▸ **Task directions**: Copy nothing but the text: reproduce each line of the listing exactly and leave the pictures out.

START Dataset extract

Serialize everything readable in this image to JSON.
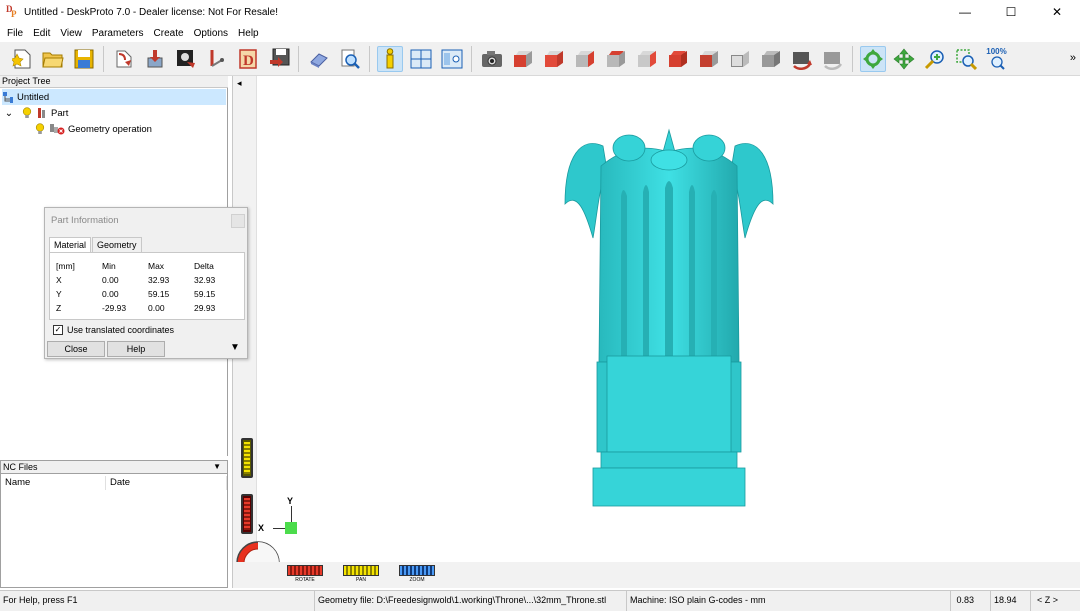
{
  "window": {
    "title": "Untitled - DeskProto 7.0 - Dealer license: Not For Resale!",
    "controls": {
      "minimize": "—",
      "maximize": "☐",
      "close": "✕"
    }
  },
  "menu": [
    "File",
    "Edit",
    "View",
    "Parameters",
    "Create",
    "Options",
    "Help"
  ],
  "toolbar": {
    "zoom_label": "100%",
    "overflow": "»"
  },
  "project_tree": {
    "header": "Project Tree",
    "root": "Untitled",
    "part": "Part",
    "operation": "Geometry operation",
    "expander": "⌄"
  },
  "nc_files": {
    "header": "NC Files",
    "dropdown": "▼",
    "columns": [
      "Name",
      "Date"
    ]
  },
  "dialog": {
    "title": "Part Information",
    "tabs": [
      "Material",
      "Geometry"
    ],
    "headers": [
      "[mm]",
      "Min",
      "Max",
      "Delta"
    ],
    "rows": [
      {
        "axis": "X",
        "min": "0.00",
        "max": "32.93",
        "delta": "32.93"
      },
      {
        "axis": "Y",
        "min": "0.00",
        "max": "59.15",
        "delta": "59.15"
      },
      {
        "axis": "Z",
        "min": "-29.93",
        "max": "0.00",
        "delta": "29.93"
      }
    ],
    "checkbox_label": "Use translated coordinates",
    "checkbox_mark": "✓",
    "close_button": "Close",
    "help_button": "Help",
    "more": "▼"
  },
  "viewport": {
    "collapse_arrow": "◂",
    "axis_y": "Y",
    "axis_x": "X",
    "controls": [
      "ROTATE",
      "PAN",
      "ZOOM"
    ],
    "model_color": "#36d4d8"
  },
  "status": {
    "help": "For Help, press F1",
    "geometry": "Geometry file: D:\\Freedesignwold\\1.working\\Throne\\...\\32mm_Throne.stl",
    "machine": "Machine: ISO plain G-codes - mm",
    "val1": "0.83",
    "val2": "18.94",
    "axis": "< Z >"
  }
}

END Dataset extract

▸ **Reply**:
Serialize everything readable in this image to JSON.
{
  "window": {
    "title": "Untitled - DeskProto 7.0 - Dealer license: Not For Resale!",
    "controls": {
      "minimize": "—",
      "maximize": "☐",
      "close": "✕"
    }
  },
  "menu": [
    "File",
    "Edit",
    "View",
    "Parameters",
    "Create",
    "Options",
    "Help"
  ],
  "toolbar": {
    "zoom_label": "100%",
    "overflow": "»"
  },
  "project_tree": {
    "header": "Project Tree",
    "root": "Untitled",
    "part": "Part",
    "operation": "Geometry operation",
    "expander": "⌄"
  },
  "nc_files": {
    "header": "NC Files",
    "dropdown": "▼",
    "columns": [
      "Name",
      "Date"
    ]
  },
  "dialog": {
    "title": "Part Information",
    "tabs": [
      "Material",
      "Geometry"
    ],
    "headers": [
      "[mm]",
      "Min",
      "Max",
      "Delta"
    ],
    "rows": [
      {
        "axis": "X",
        "min": "0.00",
        "max": "32.93",
        "delta": "32.93"
      },
      {
        "axis": "Y",
        "min": "0.00",
        "max": "59.15",
        "delta": "59.15"
      },
      {
        "axis": "Z",
        "min": "-29.93",
        "max": "0.00",
        "delta": "29.93"
      }
    ],
    "checkbox_label": "Use translated coordinates",
    "checkbox_mark": "✓",
    "close_button": "Close",
    "help_button": "Help",
    "more": "▼"
  },
  "viewport": {
    "collapse_arrow": "◂",
    "axis_y": "Y",
    "axis_x": "X",
    "controls": [
      "ROTATE",
      "PAN",
      "ZOOM"
    ],
    "model_color": "#36d4d8"
  },
  "status": {
    "help": "For Help, press F1",
    "geometry": "Geometry file: D:\\Freedesignwold\\1.working\\Throne\\...\\32mm_Throne.stl",
    "machine": "Machine: ISO plain G-codes - mm",
    "val1": "0.83",
    "val2": "18.94",
    "axis": "< Z >"
  }
}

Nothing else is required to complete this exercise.